Another very interesting aspect related to sports simulation and virtual reality visors is that aimed at developing sports psychology.
The use of VR systems for viewing realistic 3D sports environments can generate anxiety in athletes and trigger sensations comparable to those which can be felt during competitions or training thus preparing them to withstanding the emotional pressure they will experience in key situations. This is also known as high-stress training and is fundamental for the athletes who aim at achieving world-class levels in competitions of excellence, such as World Championships, Continental Championships or the Olympic Games. By simulating imminent sports environments and scenarios in a virtual reality system the expectations of athletes can be developed before the event allowing them to focus on relaxation and cognitive strategies aimed at improve their performance.
We mentioned that virtual reality is the last frontier of sports video gaming currently available on the market but in reality (no pun intended!) the next step is already in the making. Augmented reality is a specific technology capable of adding information to the real life scene. This can be achieved by means of small visors fitted on head sets allowing to see the surrounding world though a semi-transparent screen on which the graphic and user interface generated by the computer are also shown. A camera placed on the visor continuously acquires information on the surrounding world according to its position and creates information-type objects for supplementing the scene. Future augmented reality devices may be used differently from virtual reality visors in sports to promote greater involvement for spectators during the event although not simulating first person experience, at least for the time being.
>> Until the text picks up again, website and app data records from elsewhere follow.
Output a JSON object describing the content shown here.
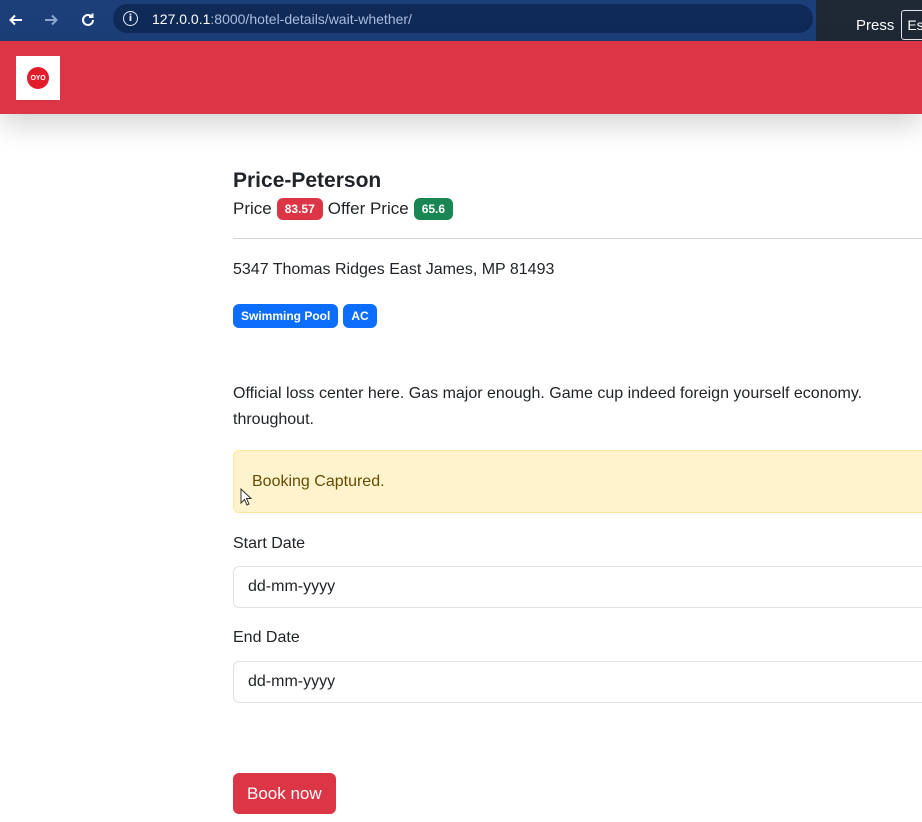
{
  "browser": {
    "url_host": "127.0.0.1",
    "url_path": ":8000/hotel-details/wait-whether/",
    "overlay_text": "Press",
    "overlay_key": "Esc"
  },
  "navbar": {
    "logo_text": "OYO",
    "brand_color": "#dc3545"
  },
  "hotel": {
    "name": "Price-Peterson",
    "price_label": "Price",
    "price": "83.57",
    "offer_label": "Offer Price",
    "offer_price": "65.6",
    "address": "5347 Thomas Ridges East James, MP 81493",
    "amenities": [
      "Swimming Pool",
      "AC"
    ],
    "description": "Official loss center here. Gas major enough. Game cup indeed foreign yourself economy. throughout."
  },
  "alert": {
    "message": "Booking Captured."
  },
  "form": {
    "start_label": "Start Date",
    "start_placeholder": "dd-mm-yyyy",
    "end_label": "End Date",
    "end_placeholder": "dd-mm-yyyy",
    "submit_label": "Book now"
  }
}
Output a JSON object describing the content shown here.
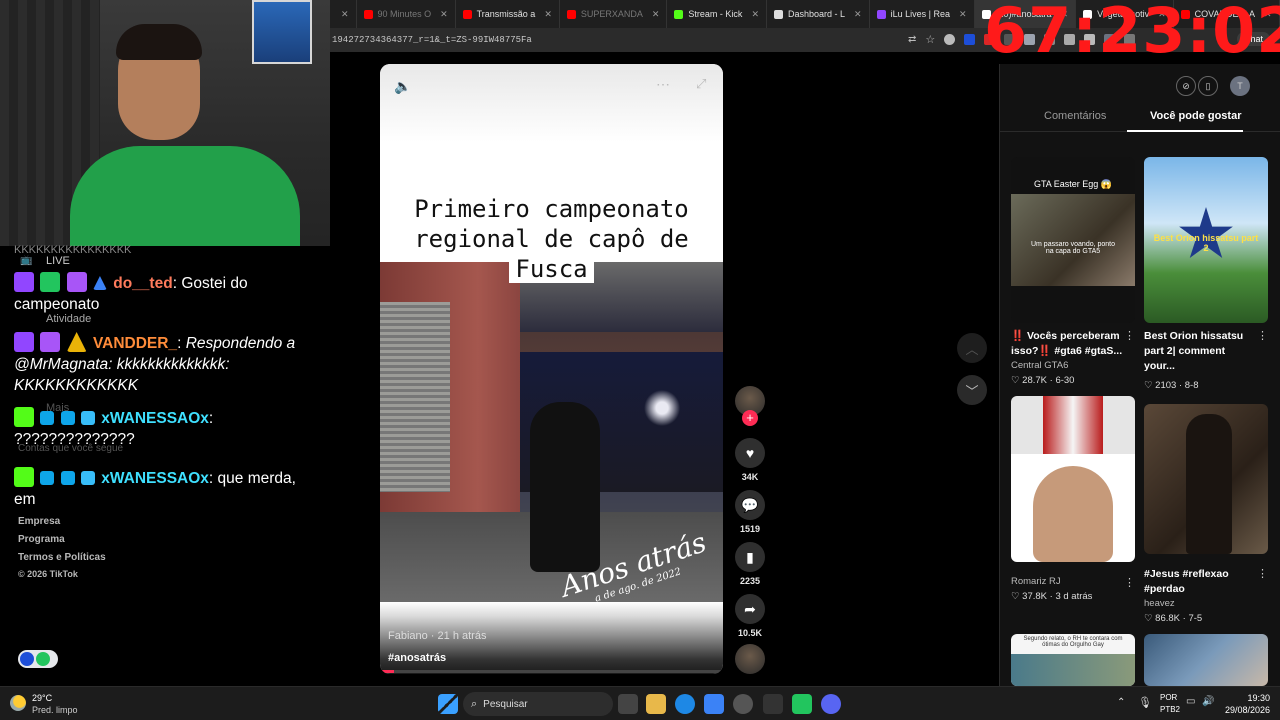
{
  "browser": {
    "tabs": [
      {
        "label": "90 Minutes O",
        "color": "#ff0000",
        "dim": true
      },
      {
        "label": "Transmissão a",
        "color": "#ff0000",
        "dim": false
      },
      {
        "label": "SUPERXANDA",
        "color": "#ff0000",
        "dim": true
      },
      {
        "label": "Stream - Kick",
        "color": "#53fc18",
        "dim": false
      },
      {
        "label": "Dashboard - L",
        "color": "#dddddd",
        "dim": false
      },
      {
        "label": "iLu Lives | Rea",
        "color": "#9146ff",
        "dim": false
      },
      {
        "label": "(10)#anosatrá",
        "color": "#ffffff",
        "dim": false,
        "active": true
      },
      {
        "label": "Vegeta motiv",
        "color": "#ffffff",
        "dim": false
      },
      {
        "label": "COVARDES! A",
        "color": "#ff0000",
        "dim": false
      }
    ],
    "url": "194272734364377_r=1&_t=ZS-99IW48775Fa",
    "chat_label": "Chat",
    "profile_initial": "T"
  },
  "overlay": {
    "timer": "67:23:02"
  },
  "sidebar": {
    "items": [
      "LIVE",
      "Atividade",
      "Mais",
      "Contas que você segue",
      "Empresa",
      "Programa",
      "Termos e Políticas",
      "© 2026 TikTok"
    ],
    "top_text": "KKKKKKKKKKKKKKKK"
  },
  "chat": [
    {
      "user": "do__ted",
      "color": "#ff7b5c",
      "message": "Gostei do campeonato",
      "italic": false
    },
    {
      "user": "VANDDER_",
      "color": "#ff8c3a",
      "message": "Respondendo a @MrMagnata: kkkkkkkkkkkkkk: KKKKKKKKKKKK",
      "italic": true
    },
    {
      "user": "xWANESSAOx",
      "color": "#3fe0ff",
      "message": "??????????????",
      "italic": false
    },
    {
      "user": "xWANESSAOx",
      "color": "#3fe0ff",
      "message": "que merda, em",
      "italic": false
    }
  ],
  "video": {
    "caption_lines": [
      "Primeiro campeonato",
      "regional de capô de",
      "Fusca"
    ],
    "script_main": "Anos atrás",
    "script_date": "a de ago. de 2022",
    "author_line": "Fabiano · 21 h atrás",
    "hashtag": "#anosatrás",
    "progress": 0.04
  },
  "actions": {
    "likes": "34K",
    "comments": "1519",
    "saves": "2235",
    "shares": "10.5K"
  },
  "right_panel": {
    "tabs": [
      "Comentários",
      "Você pode gostar"
    ],
    "active_tab": 1,
    "cards": [
      {
        "title": "‼️ Vocês perceberam isso?‼️ #gta6 #gtaS...",
        "author": "Central GTA6",
        "likes": "28.7K",
        "date": "6-30",
        "thumb_label": "GTA Easter Egg 😱",
        "thumb_sub": "Um passaro voando, ponto na capa do GTA5"
      },
      {
        "title": "Best Orion hissatsu part 2| comment your...",
        "author": "",
        "likes": "2103",
        "date": "8-8",
        "thumb_label": "Best Orion hissatsu part 2",
        "thumb_sub": ""
      },
      {
        "title": "",
        "author": "Romariz RJ",
        "likes": "37.8K",
        "date": "3 d atrás",
        "thumb_label": "",
        "thumb_sub": ""
      },
      {
        "title": "#Jesus #reflexao #perdao",
        "author": "heavez",
        "likes": "86.8K",
        "date": "7-5",
        "thumb_label": "",
        "thumb_sub": ""
      },
      {
        "title": "",
        "author": "",
        "likes": "",
        "date": "",
        "thumb_label": "Segundo relato, o RH te contara com ótimas do Orgulho Gay",
        "thumb_sub": ""
      }
    ]
  },
  "taskbar": {
    "temp": "29°C",
    "weather": "Pred. limpo",
    "search": "Pesquisar",
    "lang1": "POR",
    "lang2": "PTB2",
    "time": "19:30",
    "date": "29/08/2026"
  }
}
In terms of mass distribution, augmented reality is still at its earliest stages although technology giant Microsoft (one of the first to experiment with alternative ideas for virtual sports simulation with Kinect, compatible with Xbox 360 and Xbox One) has announced its next project called Hololens.
The 3D holograms of Hololens can project match or sports event data in real time, while simple gestures can be used to navigate the menus and select the information to be viewed. The statistics of a match or competition can be projected on various surfaces, such as a wall for example, to prevent overcrowding the semi-transparent screen with pictures and overlaid information. The advertisement created by Microsoft to advertise Hololens shows a group of sports fans projecting the images of an NFL match on a table thus releasing the concept of entertainment from that of a television screen or other similar medium.
Unlike virtual reality visors, Oculus Rift, Htc Vive VR or Playstation VR, Microsoft Hololens and the other augmented reality visors which will be launched in the future will not need a computer or a mobile phone to work. Although augmented reality technology is in its early stages, the Hololens, which is the only device to have reached a satisfactory degree of development, is expected to be launched on market no later than 2017.